» **SUPPLIED ENTRIES**
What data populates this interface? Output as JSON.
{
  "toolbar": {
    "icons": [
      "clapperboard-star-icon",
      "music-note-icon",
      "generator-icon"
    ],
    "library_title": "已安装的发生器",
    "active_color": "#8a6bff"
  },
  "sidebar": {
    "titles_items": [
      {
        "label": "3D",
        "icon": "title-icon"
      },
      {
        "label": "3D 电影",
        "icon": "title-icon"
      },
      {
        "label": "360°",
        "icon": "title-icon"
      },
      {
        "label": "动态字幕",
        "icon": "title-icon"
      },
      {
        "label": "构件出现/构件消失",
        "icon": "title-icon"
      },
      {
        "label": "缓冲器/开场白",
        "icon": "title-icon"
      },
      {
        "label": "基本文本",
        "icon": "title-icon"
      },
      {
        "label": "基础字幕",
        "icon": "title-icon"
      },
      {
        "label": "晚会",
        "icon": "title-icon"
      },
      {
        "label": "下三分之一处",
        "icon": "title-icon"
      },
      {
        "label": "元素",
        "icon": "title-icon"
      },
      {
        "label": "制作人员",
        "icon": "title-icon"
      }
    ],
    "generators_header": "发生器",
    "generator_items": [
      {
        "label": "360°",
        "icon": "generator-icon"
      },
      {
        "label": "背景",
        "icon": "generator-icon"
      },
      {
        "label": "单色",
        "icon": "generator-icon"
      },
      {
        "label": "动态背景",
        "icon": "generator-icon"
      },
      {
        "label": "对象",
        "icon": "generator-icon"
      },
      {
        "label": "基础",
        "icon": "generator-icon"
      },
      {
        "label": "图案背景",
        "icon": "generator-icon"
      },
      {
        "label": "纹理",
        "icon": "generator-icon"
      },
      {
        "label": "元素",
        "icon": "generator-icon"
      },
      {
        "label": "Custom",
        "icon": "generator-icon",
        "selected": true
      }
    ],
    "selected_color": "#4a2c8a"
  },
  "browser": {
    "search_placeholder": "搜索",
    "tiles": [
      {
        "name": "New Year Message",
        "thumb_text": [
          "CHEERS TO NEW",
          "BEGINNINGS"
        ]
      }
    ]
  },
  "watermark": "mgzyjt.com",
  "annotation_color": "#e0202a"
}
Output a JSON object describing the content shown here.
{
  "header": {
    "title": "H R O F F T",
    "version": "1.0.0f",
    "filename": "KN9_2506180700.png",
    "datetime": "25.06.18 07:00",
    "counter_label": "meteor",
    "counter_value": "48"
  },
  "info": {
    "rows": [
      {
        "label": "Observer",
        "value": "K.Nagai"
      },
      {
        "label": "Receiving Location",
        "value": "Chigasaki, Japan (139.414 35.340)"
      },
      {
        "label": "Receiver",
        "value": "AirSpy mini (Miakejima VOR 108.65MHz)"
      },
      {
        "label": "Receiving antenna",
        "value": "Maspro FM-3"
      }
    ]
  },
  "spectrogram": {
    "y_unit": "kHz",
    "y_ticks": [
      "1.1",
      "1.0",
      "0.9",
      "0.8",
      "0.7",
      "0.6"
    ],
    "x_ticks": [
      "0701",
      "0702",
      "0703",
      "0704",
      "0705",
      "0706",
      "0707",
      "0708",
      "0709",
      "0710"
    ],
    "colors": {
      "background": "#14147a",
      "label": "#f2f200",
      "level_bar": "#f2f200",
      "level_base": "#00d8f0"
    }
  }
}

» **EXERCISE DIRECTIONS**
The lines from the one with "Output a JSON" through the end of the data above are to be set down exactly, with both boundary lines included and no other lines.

» **TASK OUTPUT**
Output a JSON object describing the content shown here.
{
  "header": {
    "title": "H R O F F T",
    "version": "1.0.0f",
    "filename": "KN9_2506180700.png",
    "datetime": "25.06.18 07:00",
    "counter_label": "meteor",
    "counter_value": "48"
  },
  "info": {
    "rows": [
      {
        "label": "Observer",
        "value": "K.Nagai"
      },
      {
        "label": "Receiving Location",
        "value": "Chigasaki, Japan (139.414 35.340)"
      },
      {
        "label": "Receiver",
        "value": "AirSpy mini (Miakejima VOR 108.65MHz)"
      },
      {
        "label": "Receiving antenna",
        "value": "Maspro FM-3"
      }
    ]
  },
  "spectrogram": {
    "y_unit": "kHz",
    "y_ticks": [
      "1.1",
      "1.0",
      "0.9",
      "0.8",
      "0.7",
      "0.6"
    ],
    "x_ticks": [
      "0701",
      "0702",
      "0703",
      "0704",
      "0705",
      "0706",
      "0707",
      "0708",
      "0709",
      "0710"
    ],
    "colors": {
      "background": "#14147a",
      "label": "#f2f200",
      "level_bar": "#f2f200",
      "level_base": "#00d8f0"
    }
  }
}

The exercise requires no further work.